#### Your task:
In the records below, the line that contains "Output a JSON" marks the start. Copy it and each line after it through the end, exactly, without pictures.

------

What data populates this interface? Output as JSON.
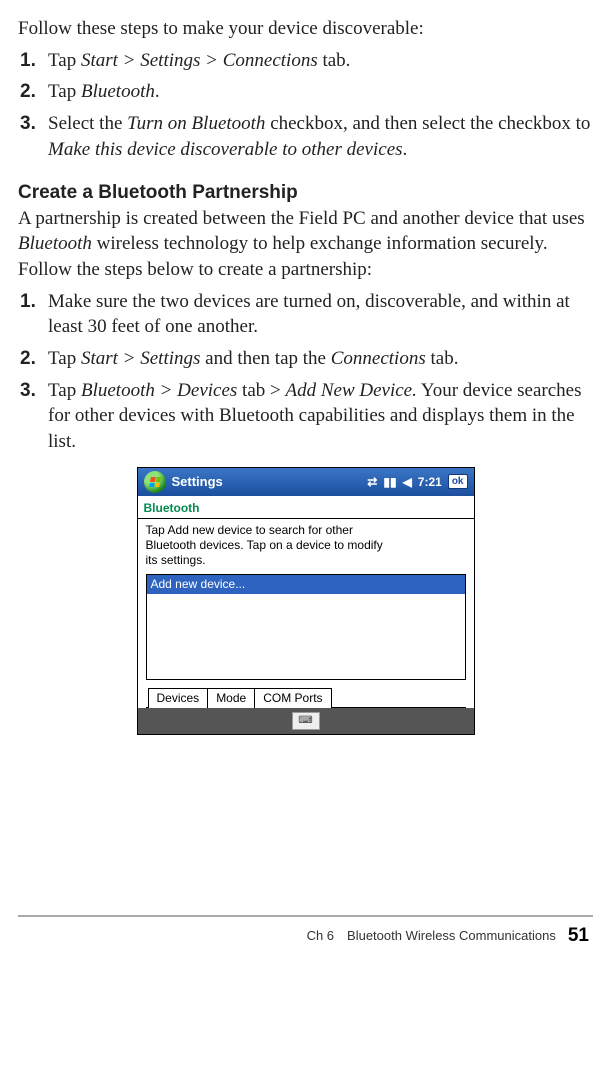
{
  "intro": {
    "text": "Follow these steps to make your device discoverable:"
  },
  "stepsA": {
    "s1": {
      "num": "1.",
      "pre": "Tap ",
      "path": "Start > Settings > Connections",
      "post": " tab."
    },
    "s2": {
      "num": "2.",
      "pre": "Tap ",
      "app": "Bluetooth",
      "post": "."
    },
    "s3": {
      "num": "3.",
      "pre": "Select the ",
      "opt1": "Turn on Bluetooth",
      "mid": " checkbox, and then select the checkbox to ",
      "opt2": "Make this device discoverable to other devices",
      "post": "."
    }
  },
  "heading": {
    "text": "Create a Bluetooth Partnership"
  },
  "paraB": {
    "t1": "A partnership is created between the Field PC and another device that uses ",
    "t2": "Bluetooth",
    "t3": " wireless technology to help exchange information securely. Follow the steps below to create a partnership:"
  },
  "stepsB": {
    "s1": {
      "num": "1.",
      "text": "Make sure the two devices are turned on, discoverable, and within at least 30 feet of one another."
    },
    "s2": {
      "num": "2.",
      "pre": "Tap ",
      "path": "Start > Settings",
      "mid": " and then tap the ",
      "tab": "Connections",
      "post": " tab."
    },
    "s3": {
      "num": "3.",
      "pre": "Tap ",
      "p1": "Bluetooth > Devices",
      "mid1": " tab > ",
      "p2": "Add New Device.",
      "post": " Your device searches for other devices with Bluetooth capabilities and displays them in the list."
    }
  },
  "screenshot": {
    "taskbar_title": "Settings",
    "time": "7:21",
    "ok": "ok",
    "app_title": "Bluetooth",
    "help_l1": "Tap Add new device to search for other",
    "help_l2": "Bluetooth devices. Tap on a device to modify",
    "help_l3": "its settings.",
    "list_item": "Add new device...",
    "tabs": {
      "t1": "Devices",
      "t2": "Mode",
      "t3": "COM Ports"
    }
  },
  "footer": {
    "chapter": "Ch 6 Bluetooth Wireless Communications",
    "page": "51"
  }
}
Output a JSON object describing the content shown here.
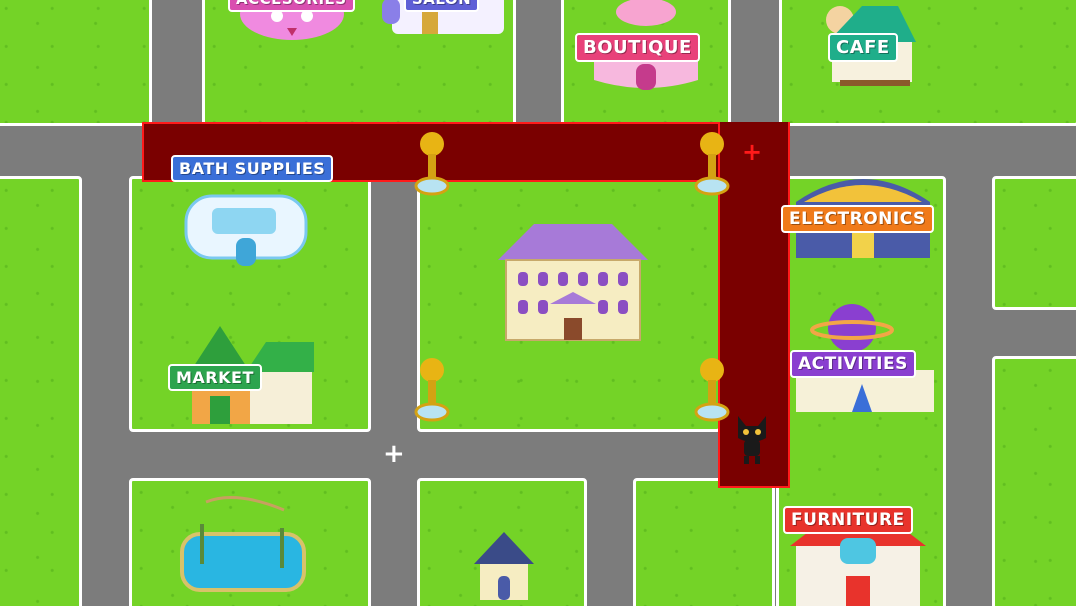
{
  "labels": {
    "accessories": "ACCESORIES",
    "salon": "SALON",
    "boutique": "BOUTIQUE",
    "cafe": "CAFE",
    "bath_supplies": "BATH SUPPLIES",
    "electronics": "ELECTRONICS",
    "market": "MARKET",
    "activities": "ACTIVITIES",
    "furniture": "FURNITURE"
  },
  "markers": {
    "plus": "+"
  },
  "colors": {
    "grass": "#74d327",
    "road": "#7c7c7c",
    "route_fill": "#7a0000",
    "route_border": "#ff1a1a",
    "boutique_sign": "#e8417a",
    "cafe_sign": "#1fae8a",
    "bath_sign": "#3a6fd8",
    "electronics_sign": "#f07a1a",
    "market_sign": "#2da44e",
    "activities_sign": "#8a3fd0",
    "furniture_sign": "#e8332c"
  }
}
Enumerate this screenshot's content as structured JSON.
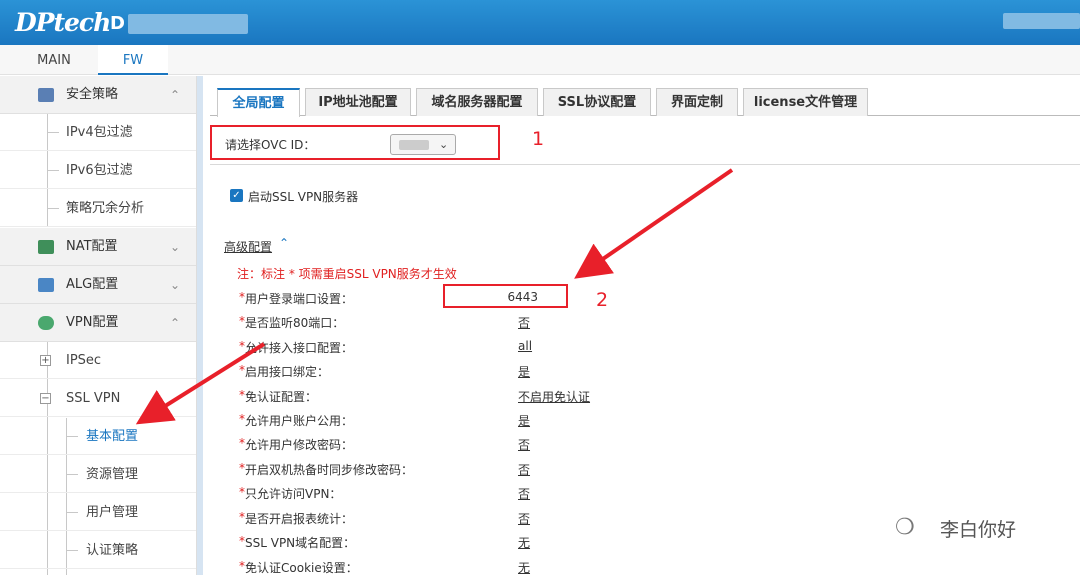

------

#### Answer space:
Output a JSON object describing the content shown here.
{
  "labels": {
    "accessories": "ACCESORIES",
    "salon": "SALON",
    "boutique": "BOUTIQUE",
    "cafe": "CAFE",
    "bath_supplies": "BATH SUPPLIES",
    "electronics": "ELECTRONICS",
    "market": "MARKET",
    "activities": "ACTIVITIES",
    "furniture": "FURNITURE"
  },
  "markers": {
    "plus": "+"
  },
  "colors": {
    "grass": "#74d327",
    "road": "#7c7c7c",
    "route_fill": "#7a0000",
    "route_border": "#ff1a1a",
    "boutique_sign": "#e8417a",
    "cafe_sign": "#1fae8a",
    "bath_sign": "#3a6fd8",
    "electronics_sign": "#f07a1a",
    "market_sign": "#2da44e",
    "activities_sign": "#8a3fd0",
    "furniture_sign": "#e8332c"
  }
}
Enumerate this screenshot's content as structured JSON.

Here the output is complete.